Richardson said the main misconception about the valuation process was that the assessed value determined the amount of rates the city received.

"The process is that the city compiles a budget whereby an amount of income is determined that is needed to "balance the budget" - in other words to equal the amount of proposed expenditure.

"Having agreed on the amount of income needed, the value of each property determines the owner's share of the total. If inflation is ignored, the amount of rates that each property owner will pay will not change unless the property in their area has increased or decreased relative to other areas of the city.

"Similarly, rates for residential properties and commercial properties will not change, unless there has been a different increase in values over the period since the last valuation.

"So, as an example, property prices have increased by three times on average since the 2000 general valuation (GV). A property valued at R300 000 is now valued at R900 000. The current cent in the rand for residential property is 1.183 cents. From 1 July 2007 when the new GV will be implemented, the cent in rand will be 1/3 of the previous amount which is 0.394 cents.

"Owners will pay the same amount of rates if their value is R900 000. However, for a property in a degraded area previously valued at R300 000 which is now valued at R700 000, the rates for this property will be less from July 2007.

"Another property in an area that has become very desirable may have increased in value from R300 000 to R1,2 million. Rates will obviously be more for that property than previously. The above example illustrates simply the principles of valuation for rating purposes.

"The process is intended to ensure equity and fairness of the tax burden by sharing it according to value of property owned.

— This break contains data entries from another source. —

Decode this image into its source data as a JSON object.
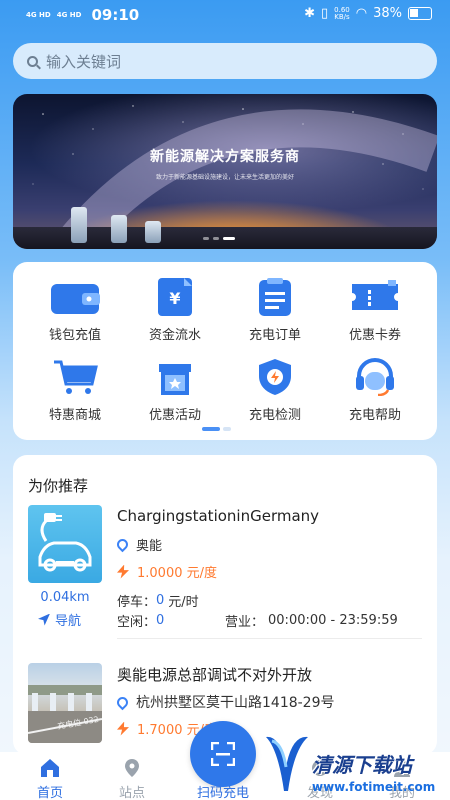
{
  "status_bar": {
    "signal_1": "4G HD",
    "signal_2": "4G HD",
    "time": "09:10",
    "speed_value": "0.60",
    "speed_unit": "KB/s",
    "battery": "38%"
  },
  "search": {
    "placeholder": "输入关键词"
  },
  "banner": {
    "title": "新能源解决方案服务商",
    "subtitle": "致力于新能源基础设施建设，让未来生活更加的美好"
  },
  "quick_grid": {
    "items": [
      {
        "label": "钱包充值",
        "icon": "wallet-icon"
      },
      {
        "label": "资金流水",
        "icon": "yuan-document-icon"
      },
      {
        "label": "充电订单",
        "icon": "order-list-icon"
      },
      {
        "label": "优惠卡券",
        "icon": "coupon-icon"
      },
      {
        "label": "特惠商城",
        "icon": "shopping-cart-icon"
      },
      {
        "label": "优惠活动",
        "icon": "gift-icon"
      },
      {
        "label": "充电检测",
        "icon": "shield-bolt-icon"
      },
      {
        "label": "充电帮助",
        "icon": "headset-icon"
      }
    ]
  },
  "recommend": {
    "title": "为你推荐",
    "stations": [
      {
        "name": "ChargingstationinGermany",
        "operator": "奥能",
        "price": "1.0000",
        "price_unit": "元/度",
        "distance": "0.04km",
        "navigate_label": "导航",
        "parking_label": "停车：",
        "parking_value": "0",
        "parking_unit": "元/时",
        "idle_label": "空闲：",
        "idle_value": "0",
        "hours_label": "营业：",
        "hours_value": "00:00:00 - 23:59:59"
      },
      {
        "name": "奥能电源总部调试不对外开放",
        "address": "杭州拱墅区莫干山路1418-29号",
        "price": "1.7000",
        "price_unit": "元/度",
        "image_text": "充电位 032"
      }
    ]
  },
  "tabbar": {
    "home": "首页",
    "stations": "站点",
    "scan": "扫码充电",
    "discover": "发现",
    "mine": "我的"
  },
  "watermark": {
    "text": "清源下载站",
    "url": "www.fotimeit.com"
  },
  "colors": {
    "accent": "#2f6fe0",
    "price": "#ff7a30",
    "background_top": "#3b9bf2"
  }
}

It does not determine the quantum of rates received."

Richardson said owners will in due course be told of the new assessed value of their properties and will then have various opportunities to object to independent valuation boards if they believed such valuations were not fair or reasonable.

  • This article was originally published on page 2 of Cape Argus on March 12, 2006

Article by: Willem Steenkamp -